* [Recorded information]
▼

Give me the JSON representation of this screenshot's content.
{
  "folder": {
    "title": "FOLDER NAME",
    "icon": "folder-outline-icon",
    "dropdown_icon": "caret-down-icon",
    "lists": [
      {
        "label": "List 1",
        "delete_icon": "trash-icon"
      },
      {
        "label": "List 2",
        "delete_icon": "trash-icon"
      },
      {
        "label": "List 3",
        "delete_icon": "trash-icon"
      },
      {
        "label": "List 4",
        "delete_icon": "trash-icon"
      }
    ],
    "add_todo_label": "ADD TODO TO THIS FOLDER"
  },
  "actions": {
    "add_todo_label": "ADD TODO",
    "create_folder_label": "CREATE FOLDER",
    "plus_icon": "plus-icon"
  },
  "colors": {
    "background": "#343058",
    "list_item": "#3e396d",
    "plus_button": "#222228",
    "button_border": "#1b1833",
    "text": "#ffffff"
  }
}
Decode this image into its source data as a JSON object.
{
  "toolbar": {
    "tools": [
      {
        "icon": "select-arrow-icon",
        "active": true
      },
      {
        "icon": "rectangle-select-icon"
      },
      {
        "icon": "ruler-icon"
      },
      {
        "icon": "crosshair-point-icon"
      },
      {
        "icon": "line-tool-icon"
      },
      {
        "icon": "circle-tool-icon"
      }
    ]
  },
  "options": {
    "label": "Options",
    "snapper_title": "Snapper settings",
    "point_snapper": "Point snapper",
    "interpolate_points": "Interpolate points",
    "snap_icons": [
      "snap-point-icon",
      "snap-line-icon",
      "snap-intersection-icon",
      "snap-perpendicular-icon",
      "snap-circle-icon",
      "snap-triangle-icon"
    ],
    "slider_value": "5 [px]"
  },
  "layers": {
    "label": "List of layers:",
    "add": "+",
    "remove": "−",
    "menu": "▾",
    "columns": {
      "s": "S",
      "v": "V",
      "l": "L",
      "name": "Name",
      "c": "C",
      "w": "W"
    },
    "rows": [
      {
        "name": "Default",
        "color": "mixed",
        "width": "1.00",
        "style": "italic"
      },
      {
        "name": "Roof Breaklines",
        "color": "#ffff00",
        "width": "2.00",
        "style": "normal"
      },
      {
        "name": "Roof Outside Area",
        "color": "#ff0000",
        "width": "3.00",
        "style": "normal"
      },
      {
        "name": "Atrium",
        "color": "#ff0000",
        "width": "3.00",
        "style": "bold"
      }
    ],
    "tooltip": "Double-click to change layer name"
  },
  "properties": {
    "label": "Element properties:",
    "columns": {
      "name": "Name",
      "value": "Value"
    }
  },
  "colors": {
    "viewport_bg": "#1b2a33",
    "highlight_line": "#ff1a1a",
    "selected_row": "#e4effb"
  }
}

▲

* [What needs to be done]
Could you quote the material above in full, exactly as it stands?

* [Exercise output]
Give me the JSON representation of this screenshot's content.
{
  "folder": {
    "title": "FOLDER NAME",
    "icon": "folder-outline-icon",
    "dropdown_icon": "caret-down-icon",
    "lists": [
      {
        "label": "List 1",
        "delete_icon": "trash-icon"
      },
      {
        "label": "List 2",
        "delete_icon": "trash-icon"
      },
      {
        "label": "List 3",
        "delete_icon": "trash-icon"
      },
      {
        "label": "List 4",
        "delete_icon": "trash-icon"
      }
    ],
    "add_todo_label": "ADD TODO TO THIS FOLDER"
  },
  "actions": {
    "add_todo_label": "ADD TODO",
    "create_folder_label": "CREATE FOLDER",
    "plus_icon": "plus-icon"
  },
  "colors": {
    "background": "#343058",
    "list_item": "#3e396d",
    "plus_button": "#222228",
    "button_border": "#1b1833",
    "text": "#ffffff"
  }
}
Decode this image into its source data as a JSON object.
{
  "toolbar": {
    "tools": [
      {
        "icon": "select-arrow-icon",
        "active": true
      },
      {
        "icon": "rectangle-select-icon"
      },
      {
        "icon": "ruler-icon"
      },
      {
        "icon": "crosshair-point-icon"
      },
      {
        "icon": "line-tool-icon"
      },
      {
        "icon": "circle-tool-icon"
      }
    ]
  },
  "options": {
    "label": "Options",
    "snapper_title": "Snapper settings",
    "point_snapper": "Point snapper",
    "interpolate_points": "Interpolate points",
    "snap_icons": [
      "snap-point-icon",
      "snap-line-icon",
      "snap-intersection-icon",
      "snap-perpendicular-icon",
      "snap-circle-icon",
      "snap-triangle-icon"
    ],
    "slider_value": "5 [px]"
  },
  "layers": {
    "label": "List of layers:",
    "add": "+",
    "remove": "−",
    "menu": "▾",
    "columns": {
      "s": "S",
      "v": "V",
      "l": "L",
      "name": "Name",
      "c": "C",
      "w": "W"
    },
    "rows": [
      {
        "name": "Default",
        "color": "mixed",
        "width": "1.00",
        "style": "italic"
      },
      {
        "name": "Roof Breaklines",
        "color": "#ffff00",
        "width": "2.00",
        "style": "normal"
      },
      {
        "name": "Roof Outside Area",
        "color": "#ff0000",
        "width": "3.00",
        "style": "normal"
      },
      {
        "name": "Atrium",
        "color": "#ff0000",
        "width": "3.00",
        "style": "bold"
      }
    ],
    "tooltip": "Double-click to change layer name"
  },
  "properties": {
    "label": "Element properties:",
    "columns": {
      "name": "Name",
      "value": "Value"
    }
  },
  "colors": {
    "viewport_bg": "#1b2a33",
    "highlight_line": "#ff1a1a",
    "selected_row": "#e4effb"
  }
}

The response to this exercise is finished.